*** Opening of Data for processing ***
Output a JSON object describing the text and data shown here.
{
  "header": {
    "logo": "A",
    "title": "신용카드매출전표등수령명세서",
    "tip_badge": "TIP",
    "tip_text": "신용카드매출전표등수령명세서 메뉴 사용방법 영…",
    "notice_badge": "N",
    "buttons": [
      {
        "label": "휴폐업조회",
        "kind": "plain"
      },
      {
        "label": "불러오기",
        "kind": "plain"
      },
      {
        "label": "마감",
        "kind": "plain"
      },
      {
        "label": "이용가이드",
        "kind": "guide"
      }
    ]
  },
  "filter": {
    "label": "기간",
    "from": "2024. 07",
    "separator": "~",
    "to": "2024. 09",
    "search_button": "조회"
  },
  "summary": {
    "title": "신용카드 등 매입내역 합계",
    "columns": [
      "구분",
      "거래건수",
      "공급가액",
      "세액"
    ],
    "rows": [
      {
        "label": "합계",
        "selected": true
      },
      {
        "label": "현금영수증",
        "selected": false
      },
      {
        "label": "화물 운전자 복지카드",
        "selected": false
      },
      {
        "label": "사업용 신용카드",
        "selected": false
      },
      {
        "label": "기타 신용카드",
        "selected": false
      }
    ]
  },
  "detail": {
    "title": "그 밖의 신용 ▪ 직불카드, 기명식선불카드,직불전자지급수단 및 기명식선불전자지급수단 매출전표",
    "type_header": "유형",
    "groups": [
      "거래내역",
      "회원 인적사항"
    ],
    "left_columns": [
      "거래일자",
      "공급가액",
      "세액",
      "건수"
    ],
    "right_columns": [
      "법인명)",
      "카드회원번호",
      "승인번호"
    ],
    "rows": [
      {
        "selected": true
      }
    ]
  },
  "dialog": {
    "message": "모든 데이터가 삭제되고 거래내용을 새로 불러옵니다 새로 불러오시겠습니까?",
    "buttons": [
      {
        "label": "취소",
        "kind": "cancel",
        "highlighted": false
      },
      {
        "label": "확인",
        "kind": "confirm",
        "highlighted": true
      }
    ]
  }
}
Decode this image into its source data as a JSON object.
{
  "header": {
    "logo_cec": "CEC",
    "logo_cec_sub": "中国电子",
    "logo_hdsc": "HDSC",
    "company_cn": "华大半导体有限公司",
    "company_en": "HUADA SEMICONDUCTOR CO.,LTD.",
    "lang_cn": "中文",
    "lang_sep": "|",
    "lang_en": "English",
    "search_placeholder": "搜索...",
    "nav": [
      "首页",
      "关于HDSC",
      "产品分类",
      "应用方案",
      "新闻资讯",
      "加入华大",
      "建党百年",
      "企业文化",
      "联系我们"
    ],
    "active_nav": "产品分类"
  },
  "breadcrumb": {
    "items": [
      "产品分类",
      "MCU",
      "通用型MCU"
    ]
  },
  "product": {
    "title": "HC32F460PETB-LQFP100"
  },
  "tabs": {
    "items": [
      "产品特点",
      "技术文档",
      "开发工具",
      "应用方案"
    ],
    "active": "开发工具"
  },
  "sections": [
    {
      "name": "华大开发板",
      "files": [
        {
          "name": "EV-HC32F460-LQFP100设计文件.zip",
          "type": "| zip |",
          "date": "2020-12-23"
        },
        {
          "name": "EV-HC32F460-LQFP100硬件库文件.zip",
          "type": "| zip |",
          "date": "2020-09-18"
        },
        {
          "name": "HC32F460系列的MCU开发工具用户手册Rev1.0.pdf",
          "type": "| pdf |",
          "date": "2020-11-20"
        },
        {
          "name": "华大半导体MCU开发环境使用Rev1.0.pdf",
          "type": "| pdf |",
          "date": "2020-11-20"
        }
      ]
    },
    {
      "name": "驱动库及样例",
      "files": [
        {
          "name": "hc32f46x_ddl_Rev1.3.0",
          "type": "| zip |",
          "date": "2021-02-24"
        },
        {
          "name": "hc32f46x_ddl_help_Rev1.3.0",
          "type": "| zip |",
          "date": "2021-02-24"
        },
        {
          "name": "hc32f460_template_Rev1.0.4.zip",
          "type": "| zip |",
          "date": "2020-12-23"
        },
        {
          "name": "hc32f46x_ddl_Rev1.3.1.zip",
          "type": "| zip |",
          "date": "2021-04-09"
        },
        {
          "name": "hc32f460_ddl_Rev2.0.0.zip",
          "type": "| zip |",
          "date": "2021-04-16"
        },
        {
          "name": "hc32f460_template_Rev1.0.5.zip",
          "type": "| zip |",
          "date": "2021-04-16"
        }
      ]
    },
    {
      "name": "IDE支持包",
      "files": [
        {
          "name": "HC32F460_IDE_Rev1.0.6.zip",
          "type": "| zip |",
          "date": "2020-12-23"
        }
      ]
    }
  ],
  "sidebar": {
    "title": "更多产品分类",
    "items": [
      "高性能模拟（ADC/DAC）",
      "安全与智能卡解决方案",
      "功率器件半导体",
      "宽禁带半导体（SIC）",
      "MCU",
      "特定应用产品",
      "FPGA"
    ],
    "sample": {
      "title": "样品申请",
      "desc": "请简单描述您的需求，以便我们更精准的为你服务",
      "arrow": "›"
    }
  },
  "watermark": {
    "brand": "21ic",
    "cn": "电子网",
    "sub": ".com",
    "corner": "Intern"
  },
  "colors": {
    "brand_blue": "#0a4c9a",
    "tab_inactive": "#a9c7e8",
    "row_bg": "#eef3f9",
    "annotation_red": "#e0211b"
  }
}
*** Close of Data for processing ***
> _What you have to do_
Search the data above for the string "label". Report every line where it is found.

> _Solution to the exercise_
        "label": "휴폐업조회",
        "label": "불러오기",
        "label": "마감",
        "label": "이용가이드",
    "label": "기간",
        "label": "합계",
        "label": "현금영수증",
        "label": "화물 운전자 복지카드",
        "label": "사업용 신용카드",
        "label": "기타 신용카드",
        "label": "취소",
        "label": "확인",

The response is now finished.